I threw up these three examples to show how effective a road can be. They were all taken with the same settings and with a D4 and 18mm. While they were all taken at the same location they were in slightly different spots but the story remains the same. The really important element to remember when it comes to roads is that there has to be something worthwhile at the end. That simple notion goes back far into human psychology that there is always something better at the end of the journey. The image incorporates that ideal by showing what we are seeing along that journey. The next time you’re out shooting remember to look for those roads.
Montana has been very fortunate this year in the low amount of fires we’ve had in the Gallatin area, especially with how dry everything has been. Over the last week the smoke has slowly cleared out of the valley in part due to the number of storms that have come through. This past weekend we had a great storm come through and Saturday was a great evening to head out.
With the potential of some great light I headed over to a local marsh outside of Manhattan where the birding has been good in the past. When it comes to chasing storms knowing where the best light will be hitting is essential in order to get the best shot. Often times knowing this comes from a lot of time spent exploring the local areas so that when one of those mornings or evenings comes up you’ll now where to go. While it was somewhat of a gamble going to the marsh, having been out there before I knew that it would be good one way or another. Well for birding it wasn’t as good but the sky did open up right above me.
This is one of those times when it’s all about having fun. With the D4 and 18mm all I did was point and click. Being able to shoot and just enjoy is rare treat in the photography realm and is easy to forget about after all the time spent planning out schedules. The sky was great for a while but in the bottom image looking out west, the clouds were rolling in fast stopping that last breath of light from emerging. Still was a great evening to be out.
I love Spring weather in the Rockies. Bozeman has always been a great place for landscape photography since we usually get some great clouds moving through. Yesterday was one of those days where I really wasn’t sure if anything was going to happen since nothing did all day. It wasn’t until about 5pm that the thunder started. One quick 90 min rain shower later and it was done but the clouds stuck around for a little while to play with.

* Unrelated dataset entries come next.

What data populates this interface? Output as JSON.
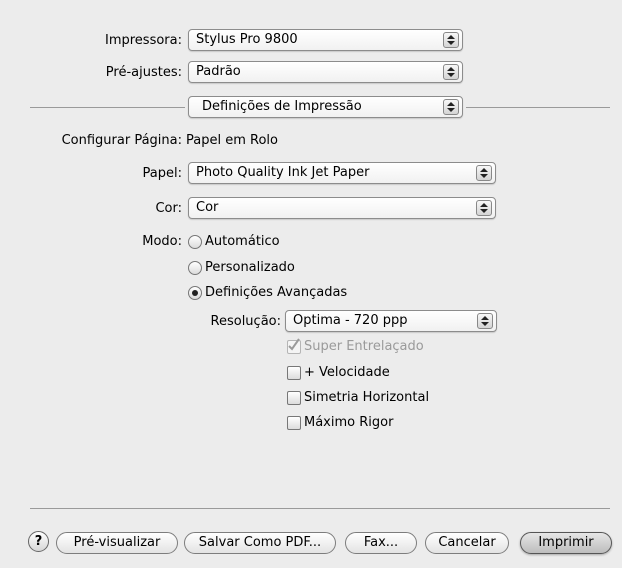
{
  "printer": {
    "label": "Impressora:",
    "value": "Stylus Pro 9800"
  },
  "presets": {
    "label": "Pré-ajustes:",
    "value": "Padrão"
  },
  "panel": {
    "value": "Definições de Impressão"
  },
  "page_setup": {
    "label": "Configurar Página:",
    "value": "Papel em Rolo"
  },
  "paper": {
    "label": "Papel:",
    "value": "Photo Quality Ink Jet Paper"
  },
  "color": {
    "label": "Cor:",
    "value": "Cor"
  },
  "mode": {
    "label": "Modo:",
    "options": [
      {
        "label": "Automático",
        "selected": false
      },
      {
        "label": "Personalizado",
        "selected": false
      },
      {
        "label": "Definições Avançadas",
        "selected": true
      }
    ]
  },
  "resolution": {
    "label": "Resolução:",
    "value": "Optima - 720 ppp"
  },
  "checkboxes": [
    {
      "label": "Super Entrelaçado",
      "checked": true,
      "enabled": false
    },
    {
      "label": "+ Velocidade",
      "checked": false,
      "enabled": true
    },
    {
      "label": "Simetria Horizontal",
      "checked": false,
      "enabled": true
    },
    {
      "label": "Máximo Rigor",
      "checked": false,
      "enabled": true
    }
  ],
  "footer": {
    "help": "?",
    "preview": "Pré-visualizar",
    "save_pdf": "Salvar Como PDF...",
    "fax": "Fax...",
    "cancel": "Cancelar",
    "print": "Imprimir"
  }
}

I drove over to my buddies ranch which is one of my favorite places to go for the Spring weather because I can get a 360 degree clean view of the Gallatin Valley, while able to see the mountains in all directions. It’s good to have friends. These were just a couple of quick clicks with the D4 and 24-70, focusing on the great green fields and contrast in the clouds.

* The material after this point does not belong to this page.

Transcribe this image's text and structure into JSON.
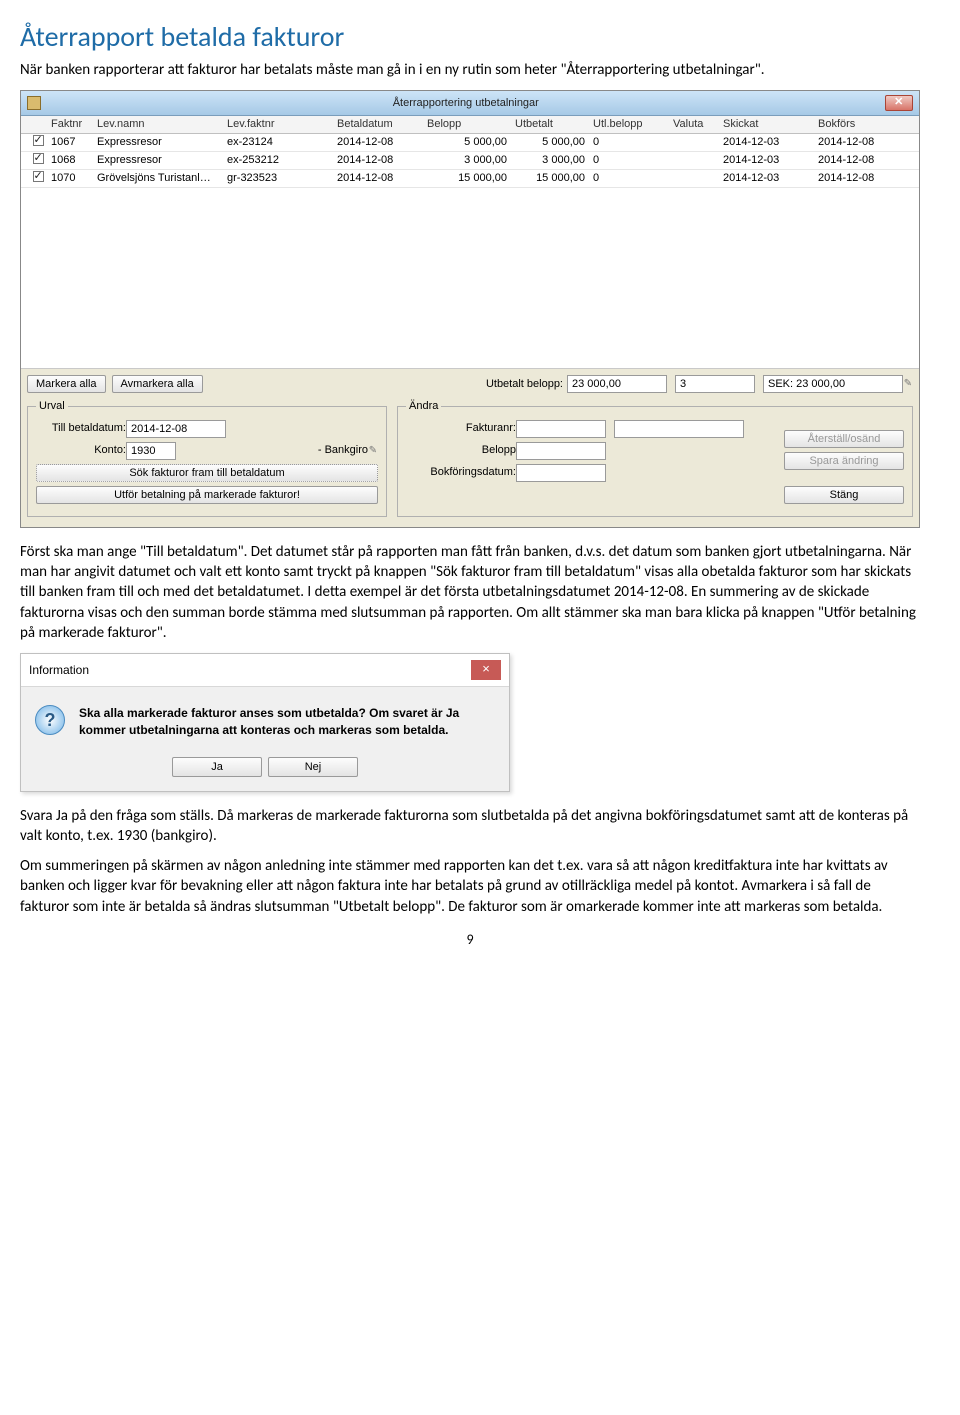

Except for my travels, I have spent my whole life in the mountains. Whether it’s the Sierra’s or the Rockies there is just something about being up in gods country that just feels good, especially when those days come along that I’m glad I became a photographer.
The Gallatin River is very swollen right now with high waters at most access spots and is anything but clear. This is usually the case with the Spring runoff and it makes it not enjoyable for fishing but still useful for shooting. A while back I had found a spot that looked promising for birding and it happened to be next to the river. The light was fading fast but there was enough on the river with the right clouds in the background to warrant a quick click with the D4 and 24-70 AF-S.
I never would have guessed that with the small diffusion layer to the west that the sky would turn from what it was to what it became. I truly haven’t seen a sunset that spanned the length of the Bridger’s and lasted for forty five minutes, that’s 30 minutes after sun down, in a long time. It was one of those moments where I was kicking myself wishing that I was at a better spot but life being what it is you can only make do and enjoy the show.